Tips on Choosing and Using Casters
Host David Thiel offers a few tips on choosing the right style of casters for your next project-on-wheels.
Casters fall into two categories: furniture and shop equipment casters.
- Plastic furniture casters have two wheels and move well on carpet. They are light-duty casters and cannot carry a great deal of weight. They are long-duration tools.
- Hard rubber wheel casters swivel in all directions for increased mobility. They are more durable than plastic wheels. They are plate-mounted with screws going right into the board.
- Use casters with stems for furniture with legs. They are mounted with sleeves that are inserted into the legs of the piece of furniture.
- When you do not want casters to show, attach a skirt to the plywood base on which the casters are mounted.
- Most shop equipment casters are plate-mounted. Light-duty, inexpensive plastic shop casters that do not swivel are hard to maneuver around corners. They do not roll over electrical cords. It is possible to purchase swiveling shop casters -- but that type still won't roll over electrical cords.
- Heavy-duty steel wheel casters can carry a large load, despite the small size. When they are loaded down, they are difficult to get over obstacles, like power cords.
- Durable, hard rubber shop casters have locks with teeth on them to keep the wheels from rolling when you want them to remain stationary. These wheels have no problem going over electrical cords when loaded down.
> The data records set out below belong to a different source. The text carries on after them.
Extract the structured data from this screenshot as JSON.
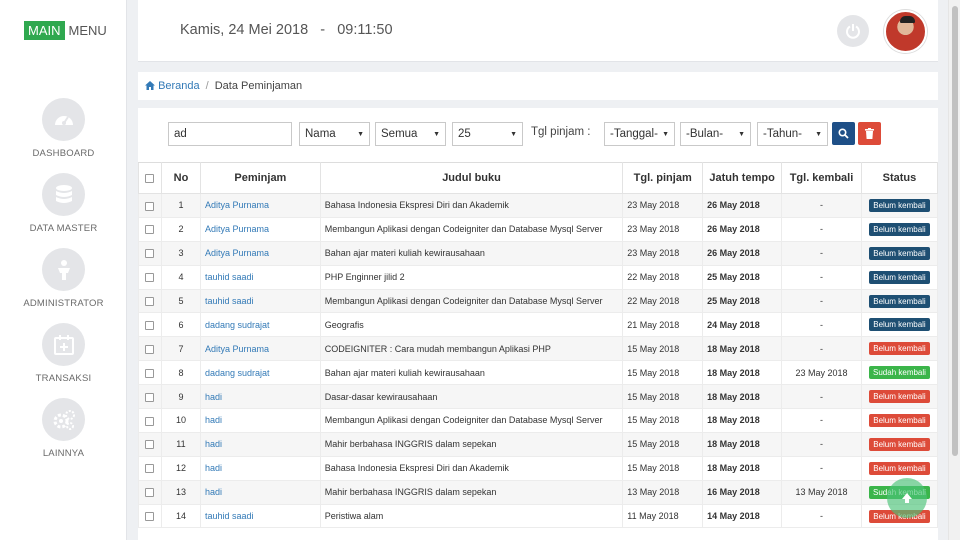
{
  "brand": {
    "main": "MAIN",
    "menu": "MENU"
  },
  "sidebar": {
    "items": [
      {
        "label": "DASHBOARD",
        "icon": "speedometer-icon"
      },
      {
        "label": "DATA MASTER",
        "icon": "database-icon"
      },
      {
        "label": "ADMINISTRATOR",
        "icon": "user-icon"
      },
      {
        "label": "TRANSAKSI",
        "icon": "calendar-plus-icon"
      },
      {
        "label": "LAINNYA",
        "icon": "gears-icon"
      }
    ]
  },
  "header": {
    "date": "Kamis, 24 Mei 2018",
    "separator": "-",
    "time": "09:11:50"
  },
  "breadcrumb": {
    "home": "Beranda",
    "sep": "/",
    "current": "Data Peminjaman"
  },
  "filters": {
    "search_value": "ad",
    "field": "Nama",
    "status": "Semua",
    "per_page": "25",
    "date_label": "Tgl pinjam :",
    "day": "-Tanggal-",
    "month": "-Bulan-",
    "year": "-Tahun-"
  },
  "table": {
    "headers": [
      "No",
      "Peminjam",
      "Judul buku",
      "Tgl. pinjam",
      "Jatuh tempo",
      "Tgl. kembali",
      "Status"
    ],
    "rows": [
      {
        "no": "1",
        "peminjam": "Aditya Purnama",
        "judul": "Bahasa Indonesia Ekspresi Diri dan Akademik",
        "tgl": "23 May 2018",
        "jatuh": "26 May 2018",
        "kembali": "-",
        "status": "Belum kembali",
        "color": "#1e4f73"
      },
      {
        "no": "2",
        "peminjam": "Aditya Purnama",
        "judul": "Membangun Aplikasi dengan Codeigniter dan Database Mysql Server",
        "tgl": "23 May 2018",
        "jatuh": "26 May 2018",
        "kembali": "-",
        "status": "Belum kembali",
        "color": "#1e4f73"
      },
      {
        "no": "3",
        "peminjam": "Aditya Purnama",
        "judul": "Bahan ajar materi kuliah kewirausahaan",
        "tgl": "23 May 2018",
        "jatuh": "26 May 2018",
        "kembali": "-",
        "status": "Belum kembali",
        "color": "#1e4f73"
      },
      {
        "no": "4",
        "peminjam": "tauhid saadi",
        "judul": "PHP Enginner jilid 2",
        "tgl": "22 May 2018",
        "jatuh": "25 May 2018",
        "kembali": "-",
        "status": "Belum kembali",
        "color": "#1e4f73"
      },
      {
        "no": "5",
        "peminjam": "tauhid saadi",
        "judul": "Membangun Aplikasi dengan Codeigniter dan Database Mysql Server",
        "tgl": "22 May 2018",
        "jatuh": "25 May 2018",
        "kembali": "-",
        "status": "Belum kembali",
        "color": "#1e4f73"
      },
      {
        "no": "6",
        "peminjam": "dadang sudrajat",
        "judul": "Geografis",
        "tgl": "21 May 2018",
        "jatuh": "24 May 2018",
        "kembali": "-",
        "status": "Belum kembali",
        "color": "#1e4f73"
      },
      {
        "no": "7",
        "peminjam": "Aditya Purnama",
        "judul": "CODEIGNITER : Cara mudah membangun Aplikasi PHP",
        "tgl": "15 May 2018",
        "jatuh": "18 May 2018",
        "kembali": "-",
        "status": "Belum kembali",
        "color": "#dd4b39"
      },
      {
        "no": "8",
        "peminjam": "dadang sudrajat",
        "judul": "Bahan ajar materi kuliah kewirausahaan",
        "tgl": "15 May 2018",
        "jatuh": "18 May 2018",
        "kembali": "23 May 2018",
        "status": "Sudah kembali",
        "color": "#3bb54a"
      },
      {
        "no": "9",
        "peminjam": "hadi",
        "judul": "Dasar-dasar kewirausahaan",
        "tgl": "15 May 2018",
        "jatuh": "18 May 2018",
        "kembali": "-",
        "status": "Belum kembali",
        "color": "#dd4b39"
      },
      {
        "no": "10",
        "peminjam": "hadi",
        "judul": "Membangun Aplikasi dengan Codeigniter dan Database Mysql Server",
        "tgl": "15 May 2018",
        "jatuh": "18 May 2018",
        "kembali": "-",
        "status": "Belum kembali",
        "color": "#dd4b39"
      },
      {
        "no": "11",
        "peminjam": "hadi",
        "judul": "Mahir berbahasa INGGRIS dalam sepekan",
        "tgl": "15 May 2018",
        "jatuh": "18 May 2018",
        "kembali": "-",
        "status": "Belum kembali",
        "color": "#dd4b39"
      },
      {
        "no": "12",
        "peminjam": "hadi",
        "judul": "Bahasa Indonesia Ekspresi Diri dan Akademik",
        "tgl": "15 May 2018",
        "jatuh": "18 May 2018",
        "kembali": "-",
        "status": "Belum kembali",
        "color": "#dd4b39"
      },
      {
        "no": "13",
        "peminjam": "hadi",
        "judul": "Mahir berbahasa INGGRIS dalam sepekan",
        "tgl": "13 May 2018",
        "jatuh": "16 May 2018",
        "kembali": "13 May 2018",
        "status": "Sudah kembali",
        "color": "#3bb54a"
      },
      {
        "no": "14",
        "peminjam": "tauhid saadi",
        "judul": "Peristiwa alam",
        "tgl": "11 May 2018",
        "jatuh": "14 May 2018",
        "kembali": "-",
        "status": "Belum kembali",
        "color": "#dd4b39"
      }
    ]
  }
}
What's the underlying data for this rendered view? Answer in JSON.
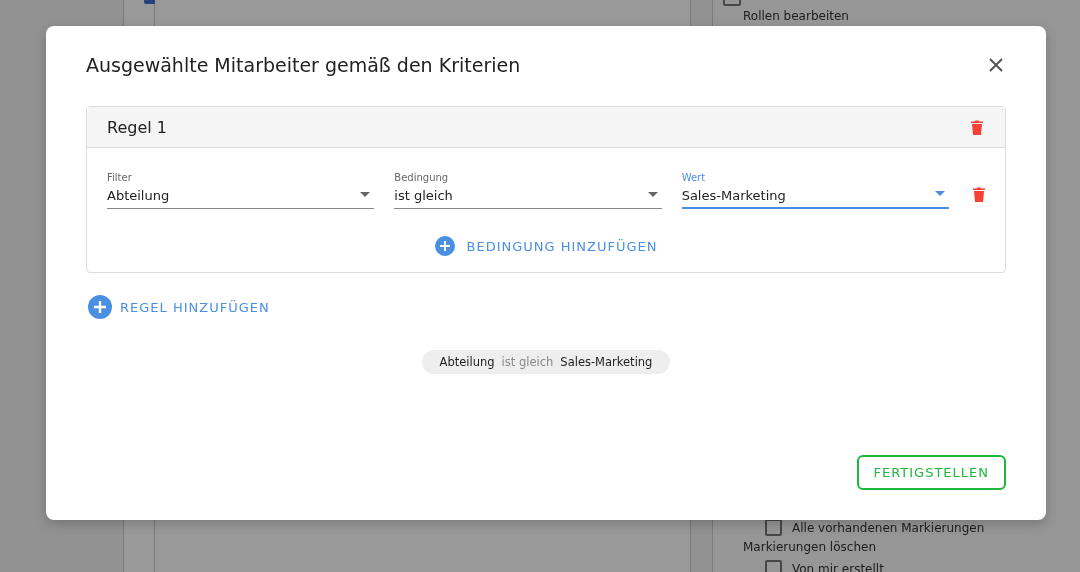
{
  "background": {
    "top_checkboxes": [
      {
        "checked": true
      },
      {
        "checked": false
      }
    ],
    "items": [
      {
        "kind": "heading",
        "text": "Rollen bearbeiten"
      },
      {
        "kind": "checkbox",
        "text": "Alle vorhandenen Markierungen",
        "checked": false
      },
      {
        "kind": "heading",
        "text": "Markierungen löschen"
      },
      {
        "kind": "checkbox",
        "text": "Von mir erstellt",
        "checked": false
      }
    ]
  },
  "dialog": {
    "title": "Ausgewählte Mitarbeiter gemäß den Kriterien",
    "rules": [
      {
        "title": "Regel 1",
        "conditions": [
          {
            "fields": [
              {
                "label": "Filter",
                "value": "Abteilung",
                "focused": false
              },
              {
                "label": "Bedingung",
                "value": "ist gleich",
                "focused": false
              },
              {
                "label": "Wert",
                "value": "Sales-Marketing",
                "focused": true
              }
            ]
          }
        ],
        "add_condition": "BEDINGUNG HINZUFÜGEN"
      }
    ],
    "add_rule": "REGEL HINZUFÜGEN",
    "summary": [
      {
        "kind": "field",
        "text": "Abteilung"
      },
      {
        "kind": "operator",
        "text": "ist gleich"
      },
      {
        "kind": "value",
        "text": "Sales-Marketing"
      }
    ],
    "done_button": "FERTIGSTELLEN"
  }
}
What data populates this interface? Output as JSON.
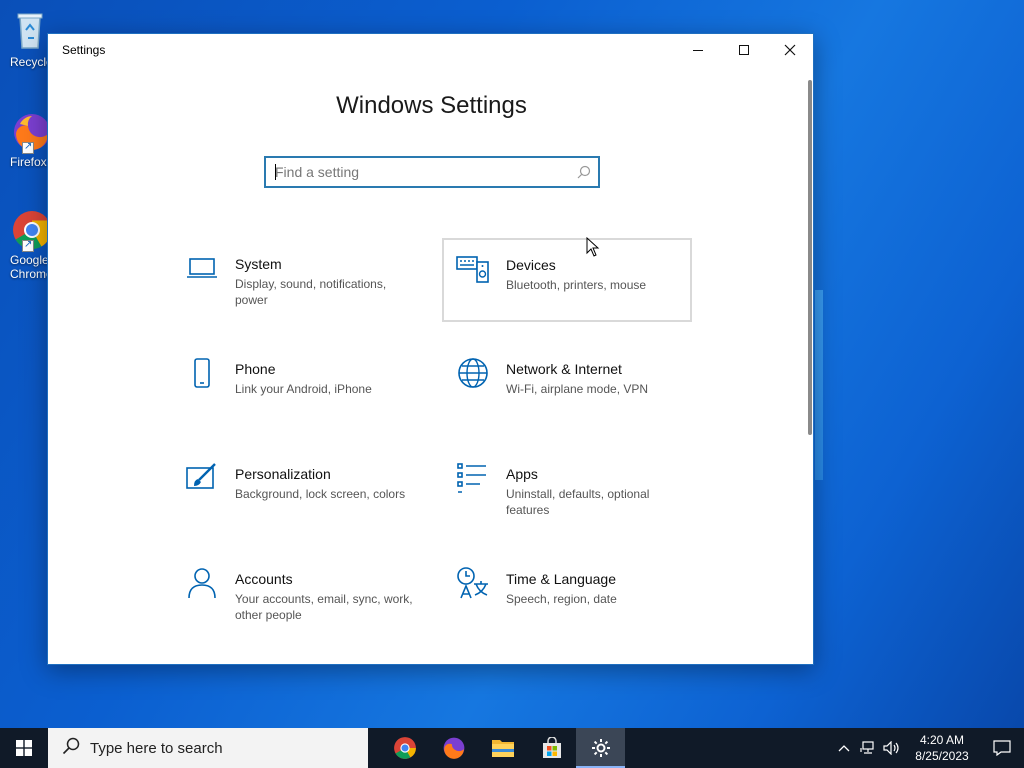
{
  "desktop": {
    "icons": [
      {
        "label": "Recycle",
        "icon": "recycle-bin-icon"
      },
      {
        "label": "Firefox",
        "icon": "firefox-icon"
      },
      {
        "label": "Google Chrome",
        "icon": "chrome-icon"
      }
    ]
  },
  "window": {
    "title": "Settings",
    "heading": "Windows Settings",
    "search_placeholder": "Find a setting",
    "accent": "#0063b1"
  },
  "tiles": [
    {
      "name": "System",
      "desc": "Display, sound, notifications, power",
      "icon": "laptop-icon"
    },
    {
      "name": "Devices",
      "desc": "Bluetooth, printers, mouse",
      "icon": "devices-icon"
    },
    {
      "name": "Phone",
      "desc": "Link your Android, iPhone",
      "icon": "phone-icon"
    },
    {
      "name": "Network & Internet",
      "desc": "Wi-Fi, airplane mode, VPN",
      "icon": "globe-icon"
    },
    {
      "name": "Personalization",
      "desc": "Background, lock screen, colors",
      "icon": "paintbrush-icon"
    },
    {
      "name": "Apps",
      "desc": "Uninstall, defaults, optional features",
      "icon": "apps-list-icon"
    },
    {
      "name": "Accounts",
      "desc": "Your accounts, email, sync, work, other people",
      "icon": "person-icon"
    },
    {
      "name": "Time & Language",
      "desc": "Speech, region, date",
      "icon": "time-language-icon"
    }
  ],
  "taskbar": {
    "search_placeholder": "Type here to search",
    "apps": [
      "chrome-icon",
      "firefox-icon",
      "file-explorer-icon",
      "store-icon",
      "settings-gear-icon"
    ],
    "time": "4:20 AM",
    "date": "8/25/2023"
  }
}
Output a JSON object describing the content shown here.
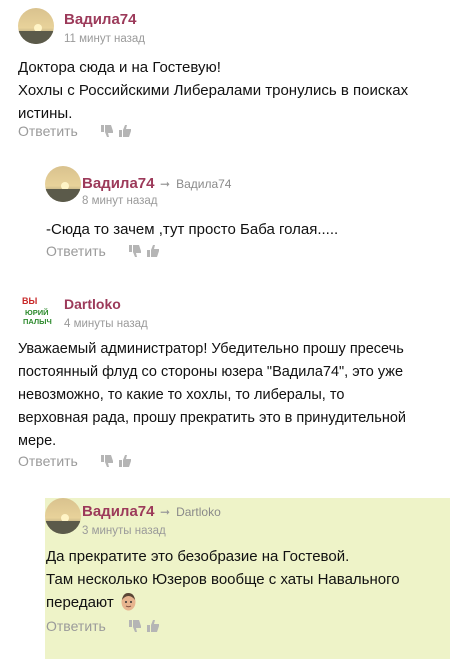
{
  "comments": [
    {
      "author": "Вадила74",
      "time": "11 минут назад",
      "lines": [
        "Доктора сюда и на Гостевую!",
        "Хохлы с Российскими Либералами тронулись в поисках",
        "истины."
      ],
      "reply_label": "Ответить"
    },
    {
      "author": "Вадила74",
      "reply_to": "Вадила74",
      "time": "8 минут назад",
      "lines": [
        "-Сюда то зачем ,тут просто Баба голая....."
      ],
      "reply_label": "Ответить"
    },
    {
      "author": "Dartloko",
      "avatar_text": "ЮРИЙ ПАЛЫЧ",
      "avatar_top": "ВЫ",
      "time": "4 минуты назад",
      "lines": [
        "Уважаемый администратор! Убедительно прошу пресечь",
        "постоянный флуд со стороны юзера \"Вадила74\", это уже",
        "невозможно, то какие то хохлы, то либералы, то",
        "верховная рада, прошу прекратить это в принудительной",
        "мере."
      ],
      "reply_label": "Ответить"
    },
    {
      "author": "Вадила74",
      "reply_to": "Dartloko",
      "time": "3 минуты назад",
      "lines": [
        "Да прекратите это безобразие на Гостевой.",
        "Там несколько Юзеров вообще с хаты Навального",
        "передают"
      ],
      "reply_label": "Ответить"
    }
  ],
  "icons": {
    "dislike": "thumb-down-icon",
    "like": "thumb-up-icon",
    "reply_arrow": "reply-arrow-icon"
  },
  "colors": {
    "author": "#9c3a5a",
    "highlight": "#eef3c8",
    "meta": "#9a9a9a"
  }
}
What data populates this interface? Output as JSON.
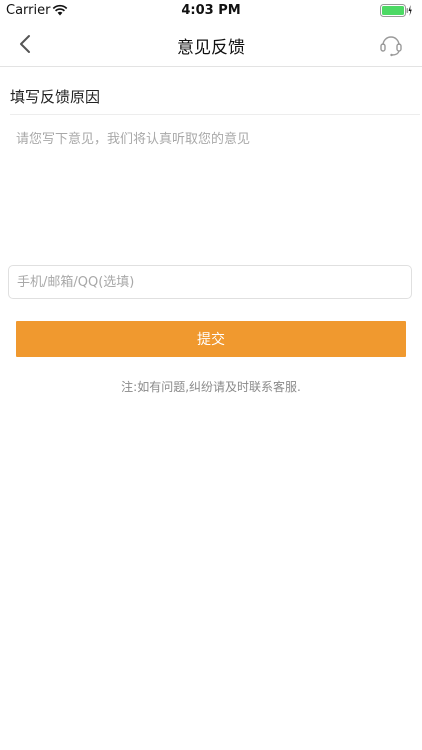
{
  "status_bar": {
    "carrier": "Carrier",
    "time": "4:03 PM",
    "battery_color": "#4cd964"
  },
  "nav": {
    "title": "意见反馈",
    "back_icon": "chevron-left-icon",
    "service_icon": "headset-icon"
  },
  "form": {
    "section_title": "填写反馈原因",
    "feedback_placeholder": "请您写下意见，我们将认真听取您的意见",
    "feedback_value": "",
    "contact_placeholder": "手机/邮箱/QQ(选填)",
    "contact_value": "",
    "submit_label": "提交"
  },
  "note": "注:如有问题,纠纷请及时联系客服.",
  "colors": {
    "accent": "#f0992f",
    "placeholder": "#a8a8a8"
  }
}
- Use large casters if you have to drive over cables. Four swiveling wheels provide the most maneuverability. If you have two swivel and two fixed wheels, you will still have problems moving the casters in some directions. Use casters with locking wheels to keep the unit from rolling.